-- Task goal --
Your task is to work out how many lines in the data include the word "Ouest". Reply with the number alone.

Excerpts from an interface dataset:
☆ ☆ ☆

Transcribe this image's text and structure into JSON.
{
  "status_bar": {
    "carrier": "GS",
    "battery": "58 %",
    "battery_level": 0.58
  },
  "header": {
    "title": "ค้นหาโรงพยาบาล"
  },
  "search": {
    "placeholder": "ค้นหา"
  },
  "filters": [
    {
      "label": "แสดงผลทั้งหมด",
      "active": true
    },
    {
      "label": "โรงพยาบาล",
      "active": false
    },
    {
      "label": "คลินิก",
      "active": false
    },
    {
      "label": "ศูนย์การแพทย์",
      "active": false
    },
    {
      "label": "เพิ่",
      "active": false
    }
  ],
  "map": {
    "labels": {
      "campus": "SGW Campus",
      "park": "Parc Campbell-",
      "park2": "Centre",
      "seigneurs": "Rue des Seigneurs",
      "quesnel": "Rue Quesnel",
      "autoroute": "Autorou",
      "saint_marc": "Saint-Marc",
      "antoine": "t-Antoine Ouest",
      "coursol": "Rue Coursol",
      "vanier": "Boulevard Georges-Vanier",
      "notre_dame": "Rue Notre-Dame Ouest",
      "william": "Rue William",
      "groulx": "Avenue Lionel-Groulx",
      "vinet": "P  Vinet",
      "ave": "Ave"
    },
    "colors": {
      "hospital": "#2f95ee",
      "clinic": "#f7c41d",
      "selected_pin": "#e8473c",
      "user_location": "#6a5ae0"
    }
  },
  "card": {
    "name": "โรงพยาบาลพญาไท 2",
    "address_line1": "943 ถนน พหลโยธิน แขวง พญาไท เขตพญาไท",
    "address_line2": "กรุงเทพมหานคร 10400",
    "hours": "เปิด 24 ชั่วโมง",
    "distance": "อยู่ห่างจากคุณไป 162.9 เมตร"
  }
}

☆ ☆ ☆

-- Finished exercise --
2